■ **What is being asked**:
Output every record exactly and leave each picture out.

· · · · · · ·

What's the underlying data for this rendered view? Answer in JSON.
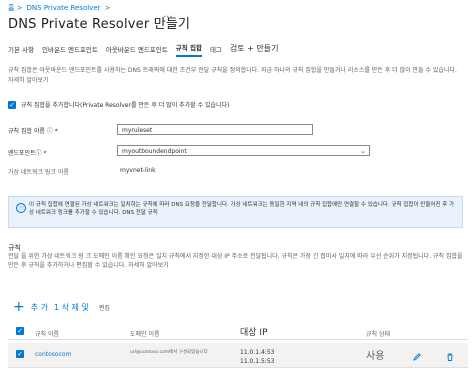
{
  "breadcrumb": {
    "home": "홈 >",
    "resolver": "DNS Private Resolver",
    "sep": ">"
  },
  "page": {
    "title": "DNS  Private  Resolver  만들기",
    "more": "···"
  },
  "tabs": [
    {
      "label": "기본 사항"
    },
    {
      "label": "인바운드 엔드포인트"
    },
    {
      "label": "아웃바운드 엔드포인트"
    },
    {
      "label": "규칙 집합"
    },
    {
      "label": "태그"
    },
    {
      "label": "검토 + 만들기"
    }
  ],
  "description": "규칙 집합은 아웃바운드 엔드포인트를 사용하는 DNS 트래픽에 대한 조건부 전달 규칙을 정의합니다. 지금 하나의 규칙 집합을 만들거나 리소스를 만든 후 더 많이 만들 수 있습니다. 자세히 알아보기",
  "checkbox": {
    "label": "규칙 집합을 추가합니다(Private Resolver를 만든 후 더 많이 추가할 수 있습니다)",
    "checked_glyph": "✓"
  },
  "form": {
    "ruleset_name_label": "규칙 집합 이름 ⓘ *",
    "ruleset_name_value": "myruleset",
    "endpoint_label": "엔드포인트ⓘ *",
    "endpoint_value": "myoutboundendpoint",
    "vnet_link_label": "가상 네트워크 링크 이름",
    "vnet_link_value": "myvnet-link"
  },
  "info": {
    "icon": "ⓘ",
    "text": "이 규칙 집합에 연결된 가상 네트워크는 일치하는 규칙에 따라 DNS 요청을 전달합니다. 가상 네트워크는 동일한 지역 내의 규칙 집합에만 연결할 수 있습니다. 규칙 집합이 만들어진 후 가상 네트워크 링크를 추가할 수 있습니다. DNS 전달 규칙"
  },
  "rules": {
    "title": "규칙",
    "description": "전달 을 위한 가상 네트워크 링 크 도메인 이름 확인 요청은 일치 규칙에서 지정한 대상 IP 주소로 전달됩니다. 규칙은 가장 긴 접미사 일치에 따라 우선 순위가 지정됩니다. 규칙 집합을 만든 후 규칙을 추가하거나 편집할 수 있습니다. 자세히 알아보기",
    "toolbar": {
      "plus": "+",
      "add": "추 가",
      "delete": "1 삭 제 및",
      "edit": "편집"
    },
    "columns": [
      "규칙 이름",
      "도메인 이름",
      "대상 IP",
      "규칙 상태"
    ],
    "rows": [
      {
        "name": "contosocom",
        "domain": "url@contoso.com에서 구성되었습니다",
        "ip1": "11.0.1.4:53",
        "ip2": "11.0.1.5:53",
        "status": "사용"
      }
    ]
  },
  "colors": {
    "accent": "#0078d4",
    "info_bg": "#e9f1fb"
  }
}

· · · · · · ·

■ **Expected output**:
What's the underlying data for this rendered view? Answer in JSON.
{
  "breadcrumb": {
    "home": "홈 >",
    "resolver": "DNS Private Resolver",
    "sep": ">"
  },
  "page": {
    "title": "DNS  Private  Resolver  만들기",
    "more": "···"
  },
  "tabs": [
    {
      "label": "기본 사항"
    },
    {
      "label": "인바운드 엔드포인트"
    },
    {
      "label": "아웃바운드 엔드포인트"
    },
    {
      "label": "규칙 집합"
    },
    {
      "label": "태그"
    },
    {
      "label": "검토 + 만들기"
    }
  ],
  "description": "규칙 집합은 아웃바운드 엔드포인트를 사용하는 DNS 트래픽에 대한 조건부 전달 규칙을 정의합니다. 지금 하나의 규칙 집합을 만들거나 리소스를 만든 후 더 많이 만들 수 있습니다. 자세히 알아보기",
  "checkbox": {
    "label": "규칙 집합을 추가합니다(Private Resolver를 만든 후 더 많이 추가할 수 있습니다)",
    "checked_glyph": "✓"
  },
  "form": {
    "ruleset_name_label": "규칙 집합 이름 ⓘ *",
    "ruleset_name_value": "myruleset",
    "endpoint_label": "엔드포인트ⓘ *",
    "endpoint_value": "myoutboundendpoint",
    "vnet_link_label": "가상 네트워크 링크 이름",
    "vnet_link_value": "myvnet-link"
  },
  "info": {
    "icon": "ⓘ",
    "text": "이 규칙 집합에 연결된 가상 네트워크는 일치하는 규칙에 따라 DNS 요청을 전달합니다. 가상 네트워크는 동일한 지역 내의 규칙 집합에만 연결할 수 있습니다. 규칙 집합이 만들어진 후 가상 네트워크 링크를 추가할 수 있습니다. DNS 전달 규칙"
  },
  "rules": {
    "title": "규칙",
    "description": "전달 을 위한 가상 네트워크 링 크 도메인 이름 확인 요청은 일치 규칙에서 지정한 대상 IP 주소로 전달됩니다. 규칙은 가장 긴 접미사 일치에 따라 우선 순위가 지정됩니다. 규칙 집합을 만든 후 규칙을 추가하거나 편집할 수 있습니다. 자세히 알아보기",
    "toolbar": {
      "plus": "+",
      "add": "추 가",
      "delete": "1 삭 제 및",
      "edit": "편집"
    },
    "columns": [
      "규칙 이름",
      "도메인 이름",
      "대상 IP",
      "규칙 상태"
    ],
    "rows": [
      {
        "name": "contosocom",
        "domain": "url@contoso.com에서 구성되었습니다",
        "ip1": "11.0.1.4:53",
        "ip2": "11.0.1.5:53",
        "status": "사용"
      }
    ]
  },
  "colors": {
    "accent": "#0078d4",
    "info_bg": "#e9f1fb"
  }
}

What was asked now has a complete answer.